_RECORDS TO PROCESS_:
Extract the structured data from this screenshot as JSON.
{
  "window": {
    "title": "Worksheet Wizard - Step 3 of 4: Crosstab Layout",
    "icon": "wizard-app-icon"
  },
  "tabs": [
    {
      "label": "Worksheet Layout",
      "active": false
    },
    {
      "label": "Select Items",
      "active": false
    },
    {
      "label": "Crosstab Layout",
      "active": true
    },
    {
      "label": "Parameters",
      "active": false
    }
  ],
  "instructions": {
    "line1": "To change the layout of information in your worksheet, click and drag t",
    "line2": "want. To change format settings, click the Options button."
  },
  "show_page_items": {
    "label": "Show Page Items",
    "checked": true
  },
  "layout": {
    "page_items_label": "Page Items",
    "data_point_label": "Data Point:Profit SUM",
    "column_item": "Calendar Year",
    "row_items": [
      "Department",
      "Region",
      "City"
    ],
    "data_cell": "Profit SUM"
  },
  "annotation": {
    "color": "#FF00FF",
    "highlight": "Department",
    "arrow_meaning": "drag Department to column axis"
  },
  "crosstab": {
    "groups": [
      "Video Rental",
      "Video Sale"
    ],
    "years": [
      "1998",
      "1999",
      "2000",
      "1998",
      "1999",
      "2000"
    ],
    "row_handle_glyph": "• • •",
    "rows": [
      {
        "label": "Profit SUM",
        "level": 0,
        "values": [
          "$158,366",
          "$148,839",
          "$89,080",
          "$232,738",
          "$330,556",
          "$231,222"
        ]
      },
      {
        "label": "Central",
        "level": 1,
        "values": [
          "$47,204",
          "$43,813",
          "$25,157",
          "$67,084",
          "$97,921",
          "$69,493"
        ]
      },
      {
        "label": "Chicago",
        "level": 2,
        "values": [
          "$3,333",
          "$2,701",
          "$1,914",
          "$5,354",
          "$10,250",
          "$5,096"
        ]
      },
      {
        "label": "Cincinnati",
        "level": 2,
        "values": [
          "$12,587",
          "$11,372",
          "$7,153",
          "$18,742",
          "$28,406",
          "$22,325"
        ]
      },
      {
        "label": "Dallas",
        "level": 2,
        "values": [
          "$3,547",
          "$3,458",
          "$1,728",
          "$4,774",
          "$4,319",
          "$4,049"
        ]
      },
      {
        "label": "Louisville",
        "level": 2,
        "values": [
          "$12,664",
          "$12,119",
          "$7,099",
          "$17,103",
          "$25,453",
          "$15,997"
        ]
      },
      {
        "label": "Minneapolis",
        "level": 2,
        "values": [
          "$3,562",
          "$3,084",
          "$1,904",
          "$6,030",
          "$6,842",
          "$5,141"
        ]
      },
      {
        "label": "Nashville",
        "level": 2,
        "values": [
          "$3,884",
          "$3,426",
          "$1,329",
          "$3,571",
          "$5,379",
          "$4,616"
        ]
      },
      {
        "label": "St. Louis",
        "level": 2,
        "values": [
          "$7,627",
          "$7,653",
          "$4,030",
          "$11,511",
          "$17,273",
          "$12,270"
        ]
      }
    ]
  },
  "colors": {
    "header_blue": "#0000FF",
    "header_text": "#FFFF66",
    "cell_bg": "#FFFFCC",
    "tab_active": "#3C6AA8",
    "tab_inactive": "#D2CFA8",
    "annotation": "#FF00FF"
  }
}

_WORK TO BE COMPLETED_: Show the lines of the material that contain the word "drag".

_WORKED SOLUTION_:
    "line1": "To change the layout of information in your worksheet, click and drag t",
    "arrow_meaning": "drag Department to column axis"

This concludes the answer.